(Excerpts from an interface dataset)
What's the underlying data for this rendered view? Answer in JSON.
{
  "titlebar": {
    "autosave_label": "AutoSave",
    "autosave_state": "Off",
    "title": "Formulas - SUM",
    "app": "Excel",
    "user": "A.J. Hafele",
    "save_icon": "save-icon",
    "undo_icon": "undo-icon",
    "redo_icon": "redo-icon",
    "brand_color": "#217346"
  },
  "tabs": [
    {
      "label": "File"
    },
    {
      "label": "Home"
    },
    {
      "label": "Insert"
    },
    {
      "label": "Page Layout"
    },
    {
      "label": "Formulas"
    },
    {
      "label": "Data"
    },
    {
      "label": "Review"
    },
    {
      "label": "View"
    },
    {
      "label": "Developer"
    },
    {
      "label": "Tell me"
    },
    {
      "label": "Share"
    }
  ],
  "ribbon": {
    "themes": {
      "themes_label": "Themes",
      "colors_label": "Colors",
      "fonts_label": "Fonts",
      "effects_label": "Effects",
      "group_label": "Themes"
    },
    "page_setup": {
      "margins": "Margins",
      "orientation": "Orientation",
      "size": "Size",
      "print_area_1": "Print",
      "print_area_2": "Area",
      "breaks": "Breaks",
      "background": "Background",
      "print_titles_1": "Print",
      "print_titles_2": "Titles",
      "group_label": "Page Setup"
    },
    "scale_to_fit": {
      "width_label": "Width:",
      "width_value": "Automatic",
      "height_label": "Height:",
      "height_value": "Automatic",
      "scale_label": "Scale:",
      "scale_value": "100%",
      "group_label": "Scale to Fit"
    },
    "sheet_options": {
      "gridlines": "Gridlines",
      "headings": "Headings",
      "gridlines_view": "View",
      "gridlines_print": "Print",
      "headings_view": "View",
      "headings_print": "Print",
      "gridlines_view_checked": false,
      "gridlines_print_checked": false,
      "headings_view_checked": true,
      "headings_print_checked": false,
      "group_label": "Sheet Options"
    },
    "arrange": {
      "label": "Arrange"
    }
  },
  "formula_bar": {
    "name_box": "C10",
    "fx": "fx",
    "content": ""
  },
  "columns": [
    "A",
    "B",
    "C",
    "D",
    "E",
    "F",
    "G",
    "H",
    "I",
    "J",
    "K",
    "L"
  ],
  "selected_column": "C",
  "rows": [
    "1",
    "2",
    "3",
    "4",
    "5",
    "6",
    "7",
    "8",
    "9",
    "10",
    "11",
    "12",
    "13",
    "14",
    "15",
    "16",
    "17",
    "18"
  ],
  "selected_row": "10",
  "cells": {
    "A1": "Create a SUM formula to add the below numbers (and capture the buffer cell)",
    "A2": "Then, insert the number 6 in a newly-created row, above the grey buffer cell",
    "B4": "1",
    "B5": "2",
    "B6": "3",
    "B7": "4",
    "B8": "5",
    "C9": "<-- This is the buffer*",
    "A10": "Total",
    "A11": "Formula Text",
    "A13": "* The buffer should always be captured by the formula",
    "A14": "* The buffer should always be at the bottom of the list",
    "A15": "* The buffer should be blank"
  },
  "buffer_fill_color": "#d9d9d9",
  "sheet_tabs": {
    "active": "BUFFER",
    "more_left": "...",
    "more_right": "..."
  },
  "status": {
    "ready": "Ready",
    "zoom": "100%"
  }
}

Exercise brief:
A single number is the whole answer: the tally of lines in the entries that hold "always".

Response to the exercise:
2